The United States Supreme Court ruled early yesterday morning that gay and transgender people are protected from workplace discrimination under Title VII of the Civil Rights Act of 1964.  I heard the actual Breaking News on my tv as I sat in my favorite blue recliner with my dog Charly who really didn’t understand my sudden outburst into tears – not my usual response to the Breaking News recently.

My commitment to social justice issues for more than 40 years made this news especially sweet to an old dyke growing up in the 1950s in a tiny town in the piney woods of southeast Texas. The marriage equality decision by the Supremes in June of 2015 had been huge and one I never thought I would live to see. And now, another unimaginable move forward for the gay and trans communities with protection in the places we work. We can no longer be fired for who we are. The 6 – 3 decision was written by Justice Neil Gorsuch, a Trump appointee, whose phone must be ringing off wherever he keeps it today. Good on you.

Charly has become more accustomed to outbursts of anger with expletives directed at the perfect storm created by the Covid-19 chaotic governmental responses to a pandemic that continues to spike in my home state of South Carolina as it rages along in other states having similar numbers – always sure to warrant choice words from me – plus the murders of two black men by white policemen in recent weeks that have called to our public consciousness once again the systemic racism we have continued to address and ignore sporadically for more than 400 years of our country’s history. As Maya Wiley, an attorney and American Civil Rights activist, explained “We must move from tinkering with change to true transformation.” Amen to that.

My Texas sister Leora called me early today and shouted a loud “Congratulations!” over the phone. I was not quick enough to understand what she meant. When I asked her, she said for the Supreme Court decision yesterday for you and Pretty and all the other people who are trying to find equal justice where you work. I was overwhelmed and told her my celebration had been muted by the other horrific acts in recent days to which she responded: “You can breathe right now in this one place so celebrate the moment. We can all breathe again when we get the knees off our necks because of George Floyd’s death.” My African American sister gets it – the intersection of all of our hopes for a day when equal justice under the law is more than just empty words. I love Leora for many reasons, but today I love her for reminding me to be happy.

Stay safe, stay sane and please stay tuned.






About Sheila Morris

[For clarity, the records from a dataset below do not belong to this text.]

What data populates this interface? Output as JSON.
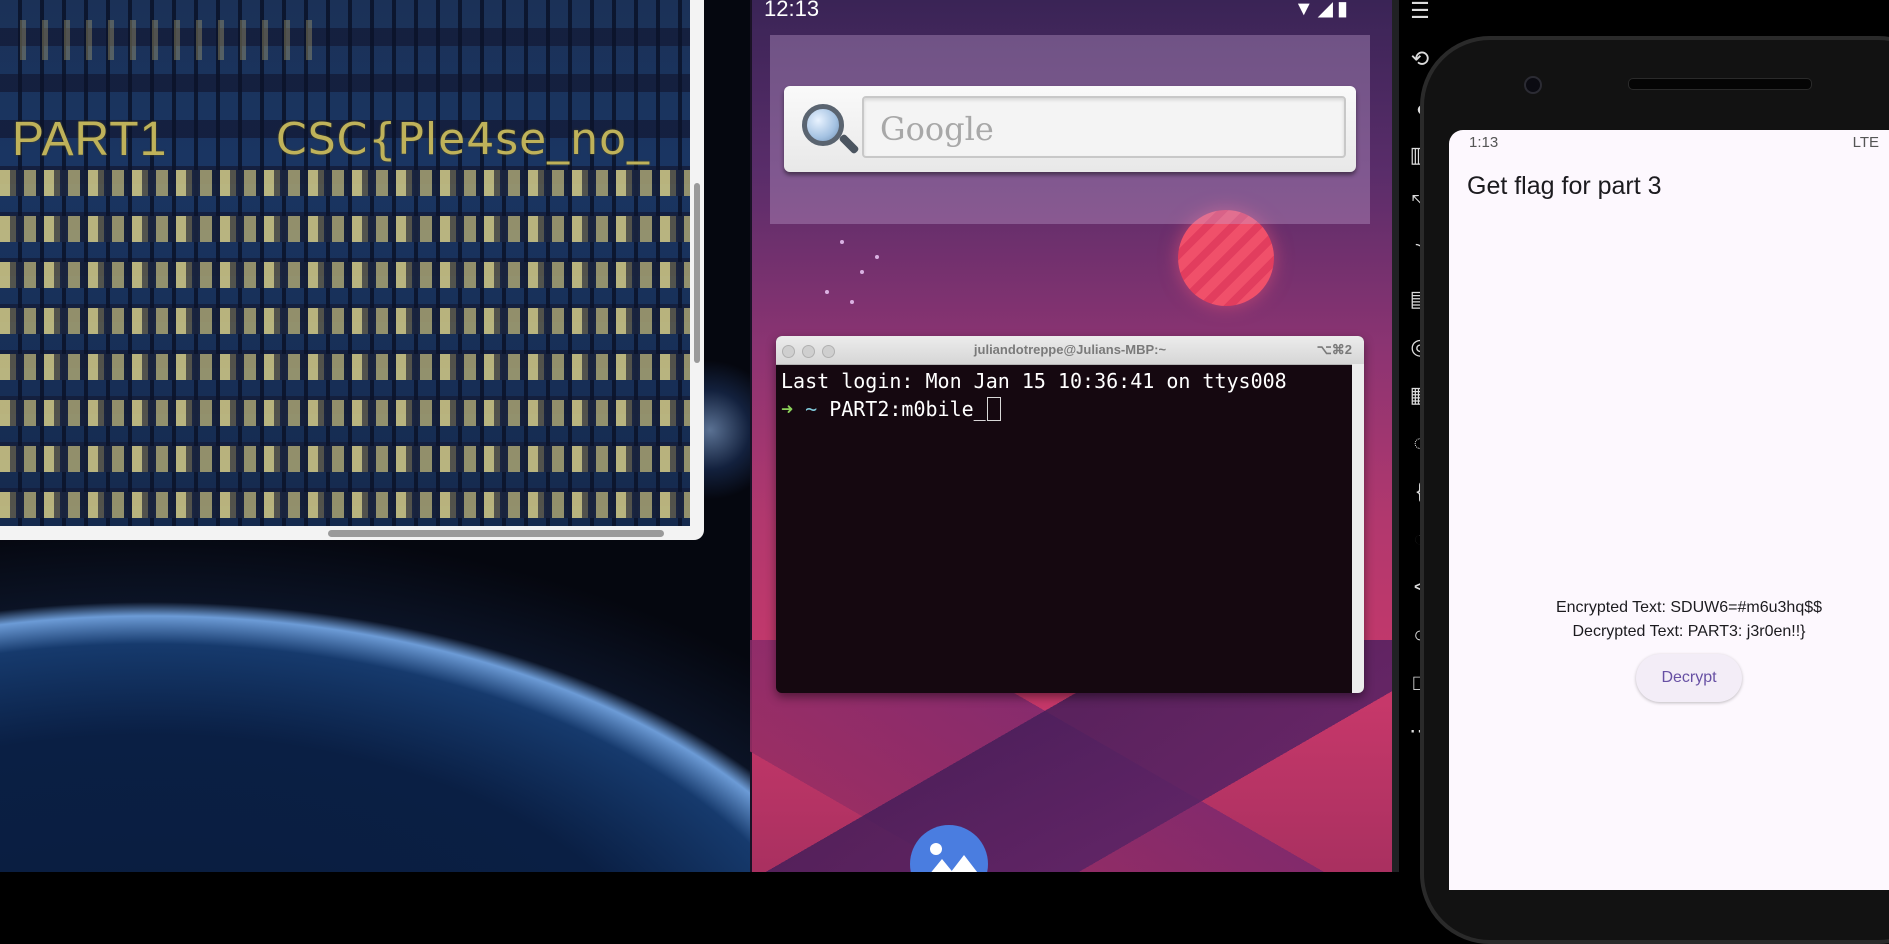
{
  "image_viewer": {
    "photo_text_part": "PART1",
    "photo_text_flag": "CSC{Ple4se_no_"
  },
  "android_home": {
    "clock": "12:13",
    "status_icons": "▼◢▮",
    "search_placeholder": "Google"
  },
  "terminal": {
    "title": "juliandotreppe@Julians-MBP:~",
    "shortcut": "⌥⌘2",
    "line1": "Last login: Mon Jan 15 10:36:41 on ttys008",
    "prompt_arrow": "➜",
    "prompt_dir": "~",
    "command": "PART2:m0bile_"
  },
  "emulator_toolbar": {
    "icons": [
      "menu-icon",
      "rotate-icon",
      "volume-icon",
      "screenshot-icon",
      "fullscreen-icon",
      "cast-icon",
      "camera-icon",
      "gps-icon",
      "layout-icon",
      "fingerprint-icon",
      "code-icon",
      "google-api-icon",
      "back-icon",
      "home-icon",
      "overview-icon",
      "more-icon"
    ]
  },
  "emulator": {
    "status_time": "1:13",
    "status_network": "LTE",
    "app_title": "Get flag for part 3",
    "encrypted_text": "Encrypted Text: SDUW6=#m6u3hq$$",
    "decrypted_text": "Decrypted Text: PART3: j3r0en!!}",
    "decrypt_button": "Decrypt"
  },
  "colors": {
    "terminal_bg": "#150810",
    "prompt_arrow": "#8bd15a",
    "button_text": "#6750a4",
    "photo_text": "#bfb25a"
  }
}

Sheila Morris is a personal historian, essayist with humorist tendencies, lesbian activist, truth seeker and speaker in the tradition of other female Texas storytellers including her paternal grandmother. In December, 2017, the University of South Carolina Press published her collection of first-person accounts of a few of the people primarily responsible for the development of LGBTQ organizations in South Carolina. Southern Perspectives on the Queer Movement: Committed to Home will resonate with everyone interested in LGBTQ history in the South during the tumultuous times from the AIDS pandemic to marriage equality. She has published five nonfiction books including two memoirs, an essay compilation and two collections of her favorite blogs from I'll Call It Like I See It. Her first book, Deep in the Heart: A Memoir of Love and Longing received a Golden Crown Literary Society Award in 2008. Her writings have been included in various anthologies - most recently the 2017 Saints and Sinners Literary Magazine. Her latest book, Four Ticket Ride, was released in January, 2019. She is a displaced Texan living in South Carolina with her wife Teresa Williams and their dogs Spike, Charly and Carl. She is also Naynay to her two granddaughters Ella and Molly James who light up her life for real. Born in rural Grimes County, Texas in 1946 her Texas roots still run wide and deep.
This entry was posted in family life, Lesbian Literary, Life, Personal, politics, racism, Reflections, sexism, Slice of Life, The Way Life Is and tagged , , , , . Bookmark the permalink.

4 Responses to from tinkering to transformation: the intersection of equal justice under the law

  1. Wayside Artist says:

    I’m still in awe, though I had a hunch Roberts & Gorsuch would support this.

    Let Lenore know I’m determined black people will breathe too.
    Today my mind has been on all people of color and religions not Christian. I read and reported an ugly Tweet aimed at Ilhan Omar in response to her father’s death. Hate has grown spreading roots in this country. Knees need to be lifted off necks and used to pull out the ugly weeds.

    Liked by 1 person

  2. Susanne says:

    A sign of hope, welcome news even here, in this vast dominion of Canada.

    Liked by 1 person

Leave a Reply

Fill in your details below or click an icon to log in: Logo

You are commenting using your account. Log Out /  Change )

Facebook photo

You are commenting using your Facebook account. Log Out /  Change )

Connecting to %s

This site uses Akismet to reduce spam. Learn how your comment data is processed.